══ DATA LISTING
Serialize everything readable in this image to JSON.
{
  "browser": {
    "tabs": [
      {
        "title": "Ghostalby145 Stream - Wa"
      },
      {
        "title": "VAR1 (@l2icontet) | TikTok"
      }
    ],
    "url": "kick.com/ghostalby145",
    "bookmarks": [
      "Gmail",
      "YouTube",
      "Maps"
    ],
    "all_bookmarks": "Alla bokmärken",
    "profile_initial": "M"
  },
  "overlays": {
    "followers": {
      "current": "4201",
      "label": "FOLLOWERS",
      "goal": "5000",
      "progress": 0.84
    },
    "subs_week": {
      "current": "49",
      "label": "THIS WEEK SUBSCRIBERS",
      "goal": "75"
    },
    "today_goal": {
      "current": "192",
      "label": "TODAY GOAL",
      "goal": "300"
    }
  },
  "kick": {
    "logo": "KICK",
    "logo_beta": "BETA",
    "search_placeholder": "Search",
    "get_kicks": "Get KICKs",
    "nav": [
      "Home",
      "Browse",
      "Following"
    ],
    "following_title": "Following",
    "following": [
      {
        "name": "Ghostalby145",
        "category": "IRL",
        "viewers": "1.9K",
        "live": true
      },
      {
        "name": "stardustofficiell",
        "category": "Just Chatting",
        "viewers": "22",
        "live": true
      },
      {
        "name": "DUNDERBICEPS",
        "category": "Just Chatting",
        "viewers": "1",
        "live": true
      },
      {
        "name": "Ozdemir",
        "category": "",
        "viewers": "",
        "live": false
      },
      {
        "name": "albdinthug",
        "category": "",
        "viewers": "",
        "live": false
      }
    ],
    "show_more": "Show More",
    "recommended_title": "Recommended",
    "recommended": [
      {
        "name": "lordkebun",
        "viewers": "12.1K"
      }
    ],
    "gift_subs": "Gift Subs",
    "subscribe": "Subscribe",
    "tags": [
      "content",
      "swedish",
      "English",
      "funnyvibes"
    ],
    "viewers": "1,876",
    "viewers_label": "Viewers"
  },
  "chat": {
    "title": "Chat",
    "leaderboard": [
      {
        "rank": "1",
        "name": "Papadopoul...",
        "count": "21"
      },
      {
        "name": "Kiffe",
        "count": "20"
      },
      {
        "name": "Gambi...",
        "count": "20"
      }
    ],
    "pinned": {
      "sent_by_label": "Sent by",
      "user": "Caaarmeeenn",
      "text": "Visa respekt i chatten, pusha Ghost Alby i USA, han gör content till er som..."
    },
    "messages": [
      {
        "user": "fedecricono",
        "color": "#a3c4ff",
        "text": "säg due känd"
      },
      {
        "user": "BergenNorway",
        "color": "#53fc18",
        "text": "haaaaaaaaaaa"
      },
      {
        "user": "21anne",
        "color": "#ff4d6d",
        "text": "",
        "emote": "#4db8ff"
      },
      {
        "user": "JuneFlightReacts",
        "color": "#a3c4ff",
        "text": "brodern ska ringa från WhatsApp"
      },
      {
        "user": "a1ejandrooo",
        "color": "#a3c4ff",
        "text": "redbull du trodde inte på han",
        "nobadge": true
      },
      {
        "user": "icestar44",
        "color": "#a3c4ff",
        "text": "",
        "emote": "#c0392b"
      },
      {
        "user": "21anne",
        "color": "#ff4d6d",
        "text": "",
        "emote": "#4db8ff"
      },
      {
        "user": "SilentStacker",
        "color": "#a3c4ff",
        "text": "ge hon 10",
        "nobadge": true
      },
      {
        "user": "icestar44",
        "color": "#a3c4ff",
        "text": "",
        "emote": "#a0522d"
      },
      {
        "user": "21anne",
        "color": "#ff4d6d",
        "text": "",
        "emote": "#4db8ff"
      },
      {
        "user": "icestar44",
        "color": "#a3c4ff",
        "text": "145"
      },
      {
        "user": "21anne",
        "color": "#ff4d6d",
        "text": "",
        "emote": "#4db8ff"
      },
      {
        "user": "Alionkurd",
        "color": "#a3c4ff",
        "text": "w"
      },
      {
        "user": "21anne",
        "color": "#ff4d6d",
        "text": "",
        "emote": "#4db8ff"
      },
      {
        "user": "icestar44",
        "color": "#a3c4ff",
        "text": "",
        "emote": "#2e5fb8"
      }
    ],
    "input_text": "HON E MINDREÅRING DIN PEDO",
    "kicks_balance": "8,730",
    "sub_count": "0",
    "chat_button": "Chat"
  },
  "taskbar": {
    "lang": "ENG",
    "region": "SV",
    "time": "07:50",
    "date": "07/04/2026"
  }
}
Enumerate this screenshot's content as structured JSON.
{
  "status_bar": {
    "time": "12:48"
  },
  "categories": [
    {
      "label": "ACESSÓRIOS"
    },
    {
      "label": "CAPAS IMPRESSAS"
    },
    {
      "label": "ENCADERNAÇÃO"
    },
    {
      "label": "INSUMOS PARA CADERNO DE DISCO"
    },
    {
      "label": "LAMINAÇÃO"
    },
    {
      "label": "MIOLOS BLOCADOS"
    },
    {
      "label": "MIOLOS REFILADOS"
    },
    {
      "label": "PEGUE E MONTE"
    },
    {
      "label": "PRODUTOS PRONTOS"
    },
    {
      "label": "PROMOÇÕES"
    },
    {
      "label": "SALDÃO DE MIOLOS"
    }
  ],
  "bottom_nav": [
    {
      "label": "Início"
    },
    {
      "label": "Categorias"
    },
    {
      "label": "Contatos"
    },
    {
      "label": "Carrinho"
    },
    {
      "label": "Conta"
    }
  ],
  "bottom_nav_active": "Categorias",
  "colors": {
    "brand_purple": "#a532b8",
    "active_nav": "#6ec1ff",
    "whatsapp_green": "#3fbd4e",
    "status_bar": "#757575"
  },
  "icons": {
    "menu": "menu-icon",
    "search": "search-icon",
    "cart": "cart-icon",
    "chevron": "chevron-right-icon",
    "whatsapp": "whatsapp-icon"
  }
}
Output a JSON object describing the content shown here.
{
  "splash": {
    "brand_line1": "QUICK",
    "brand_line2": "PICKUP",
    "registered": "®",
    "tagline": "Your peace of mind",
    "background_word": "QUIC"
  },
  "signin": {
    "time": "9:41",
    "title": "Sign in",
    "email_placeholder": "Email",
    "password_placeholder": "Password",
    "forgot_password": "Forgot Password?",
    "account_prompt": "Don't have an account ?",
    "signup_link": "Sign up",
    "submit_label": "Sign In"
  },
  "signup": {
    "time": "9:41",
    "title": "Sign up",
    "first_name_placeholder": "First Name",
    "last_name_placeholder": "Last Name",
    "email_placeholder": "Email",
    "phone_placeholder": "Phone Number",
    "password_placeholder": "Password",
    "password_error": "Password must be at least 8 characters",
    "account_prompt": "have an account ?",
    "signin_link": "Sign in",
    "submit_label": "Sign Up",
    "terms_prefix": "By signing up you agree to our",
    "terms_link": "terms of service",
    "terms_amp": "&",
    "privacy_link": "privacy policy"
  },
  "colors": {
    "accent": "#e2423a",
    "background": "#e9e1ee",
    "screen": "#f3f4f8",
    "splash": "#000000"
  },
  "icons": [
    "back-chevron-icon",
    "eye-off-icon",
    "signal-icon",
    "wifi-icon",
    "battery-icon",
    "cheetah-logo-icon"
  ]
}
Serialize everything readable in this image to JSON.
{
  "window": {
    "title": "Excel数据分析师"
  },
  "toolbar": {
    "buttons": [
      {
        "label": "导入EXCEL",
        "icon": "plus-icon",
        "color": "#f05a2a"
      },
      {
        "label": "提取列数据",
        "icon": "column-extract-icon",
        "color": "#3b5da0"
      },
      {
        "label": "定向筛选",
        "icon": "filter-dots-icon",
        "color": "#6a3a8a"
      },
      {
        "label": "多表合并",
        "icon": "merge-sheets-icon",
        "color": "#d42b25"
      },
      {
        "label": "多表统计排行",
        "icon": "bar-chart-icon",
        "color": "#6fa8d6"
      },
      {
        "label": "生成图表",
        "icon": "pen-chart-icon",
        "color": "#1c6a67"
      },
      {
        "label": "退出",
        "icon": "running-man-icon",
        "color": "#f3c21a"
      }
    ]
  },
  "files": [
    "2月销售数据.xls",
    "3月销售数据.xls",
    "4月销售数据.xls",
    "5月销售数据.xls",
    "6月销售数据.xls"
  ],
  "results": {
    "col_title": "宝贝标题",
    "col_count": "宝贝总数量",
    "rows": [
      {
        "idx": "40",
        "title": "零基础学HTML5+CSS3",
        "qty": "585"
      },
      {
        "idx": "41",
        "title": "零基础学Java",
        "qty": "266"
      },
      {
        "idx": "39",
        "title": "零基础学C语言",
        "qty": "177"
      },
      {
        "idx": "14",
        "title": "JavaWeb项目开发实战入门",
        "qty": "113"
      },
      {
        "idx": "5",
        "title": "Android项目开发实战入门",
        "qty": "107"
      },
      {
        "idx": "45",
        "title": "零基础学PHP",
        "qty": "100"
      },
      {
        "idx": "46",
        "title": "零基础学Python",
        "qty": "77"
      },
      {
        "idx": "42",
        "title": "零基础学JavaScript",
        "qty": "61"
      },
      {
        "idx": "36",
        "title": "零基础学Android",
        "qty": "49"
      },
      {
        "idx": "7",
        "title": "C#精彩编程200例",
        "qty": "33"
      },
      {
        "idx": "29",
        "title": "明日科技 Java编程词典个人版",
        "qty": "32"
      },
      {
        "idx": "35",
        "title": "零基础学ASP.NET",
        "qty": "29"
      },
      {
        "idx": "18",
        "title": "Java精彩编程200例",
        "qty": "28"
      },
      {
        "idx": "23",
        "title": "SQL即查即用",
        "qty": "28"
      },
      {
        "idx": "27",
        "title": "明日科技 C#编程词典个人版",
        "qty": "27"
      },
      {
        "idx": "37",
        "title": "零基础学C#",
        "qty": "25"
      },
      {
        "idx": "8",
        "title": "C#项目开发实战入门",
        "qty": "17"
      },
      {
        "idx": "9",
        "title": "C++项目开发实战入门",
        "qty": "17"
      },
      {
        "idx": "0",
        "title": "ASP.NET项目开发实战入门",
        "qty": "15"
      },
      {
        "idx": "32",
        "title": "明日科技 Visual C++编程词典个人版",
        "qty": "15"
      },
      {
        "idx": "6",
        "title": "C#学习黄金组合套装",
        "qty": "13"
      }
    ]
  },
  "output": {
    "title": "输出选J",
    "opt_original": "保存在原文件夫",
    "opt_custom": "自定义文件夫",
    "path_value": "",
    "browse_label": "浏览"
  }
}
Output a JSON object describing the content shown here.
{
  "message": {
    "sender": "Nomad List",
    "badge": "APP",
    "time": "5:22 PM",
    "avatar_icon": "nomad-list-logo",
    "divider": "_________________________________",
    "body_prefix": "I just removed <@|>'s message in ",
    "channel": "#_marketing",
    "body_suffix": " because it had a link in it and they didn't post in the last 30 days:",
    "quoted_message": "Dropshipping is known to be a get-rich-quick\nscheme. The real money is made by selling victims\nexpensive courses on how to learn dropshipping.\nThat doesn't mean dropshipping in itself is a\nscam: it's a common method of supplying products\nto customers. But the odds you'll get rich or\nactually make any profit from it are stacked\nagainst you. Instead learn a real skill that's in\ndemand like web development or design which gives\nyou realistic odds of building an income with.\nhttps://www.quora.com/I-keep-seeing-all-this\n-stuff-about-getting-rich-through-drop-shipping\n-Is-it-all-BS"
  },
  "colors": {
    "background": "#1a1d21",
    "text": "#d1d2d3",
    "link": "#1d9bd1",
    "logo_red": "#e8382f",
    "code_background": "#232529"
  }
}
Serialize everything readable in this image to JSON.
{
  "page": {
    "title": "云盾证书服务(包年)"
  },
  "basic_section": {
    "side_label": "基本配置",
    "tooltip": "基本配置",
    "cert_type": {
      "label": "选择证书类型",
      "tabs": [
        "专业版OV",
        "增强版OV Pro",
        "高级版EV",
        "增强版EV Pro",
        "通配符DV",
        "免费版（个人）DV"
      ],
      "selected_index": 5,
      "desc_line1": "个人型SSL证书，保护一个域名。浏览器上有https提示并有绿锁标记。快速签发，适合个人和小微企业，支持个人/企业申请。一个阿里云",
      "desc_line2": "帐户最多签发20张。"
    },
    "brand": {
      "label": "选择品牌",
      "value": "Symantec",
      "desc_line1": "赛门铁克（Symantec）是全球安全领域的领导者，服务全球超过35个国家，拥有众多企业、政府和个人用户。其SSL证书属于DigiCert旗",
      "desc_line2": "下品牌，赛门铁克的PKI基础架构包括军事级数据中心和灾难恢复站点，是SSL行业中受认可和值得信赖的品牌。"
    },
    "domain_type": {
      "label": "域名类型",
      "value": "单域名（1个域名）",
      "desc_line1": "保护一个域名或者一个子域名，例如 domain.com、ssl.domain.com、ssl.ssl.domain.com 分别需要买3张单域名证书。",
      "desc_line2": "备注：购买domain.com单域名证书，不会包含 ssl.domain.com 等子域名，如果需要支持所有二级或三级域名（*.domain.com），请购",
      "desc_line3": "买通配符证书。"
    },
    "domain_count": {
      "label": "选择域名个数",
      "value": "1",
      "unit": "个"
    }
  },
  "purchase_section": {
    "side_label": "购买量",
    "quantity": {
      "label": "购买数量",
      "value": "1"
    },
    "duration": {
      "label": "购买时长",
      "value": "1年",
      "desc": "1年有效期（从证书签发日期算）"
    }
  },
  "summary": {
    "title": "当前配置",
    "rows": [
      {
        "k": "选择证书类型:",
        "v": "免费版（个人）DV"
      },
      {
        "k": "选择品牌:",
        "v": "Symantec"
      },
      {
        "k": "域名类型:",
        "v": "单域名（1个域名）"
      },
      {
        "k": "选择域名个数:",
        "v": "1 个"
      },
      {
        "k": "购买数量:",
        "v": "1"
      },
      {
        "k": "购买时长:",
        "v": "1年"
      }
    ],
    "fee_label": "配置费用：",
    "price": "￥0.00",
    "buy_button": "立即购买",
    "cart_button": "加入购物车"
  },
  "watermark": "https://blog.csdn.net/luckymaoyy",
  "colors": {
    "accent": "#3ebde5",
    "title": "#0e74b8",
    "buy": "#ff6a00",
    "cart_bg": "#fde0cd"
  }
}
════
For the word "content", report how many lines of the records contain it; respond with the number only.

COMPLETED TASK:
5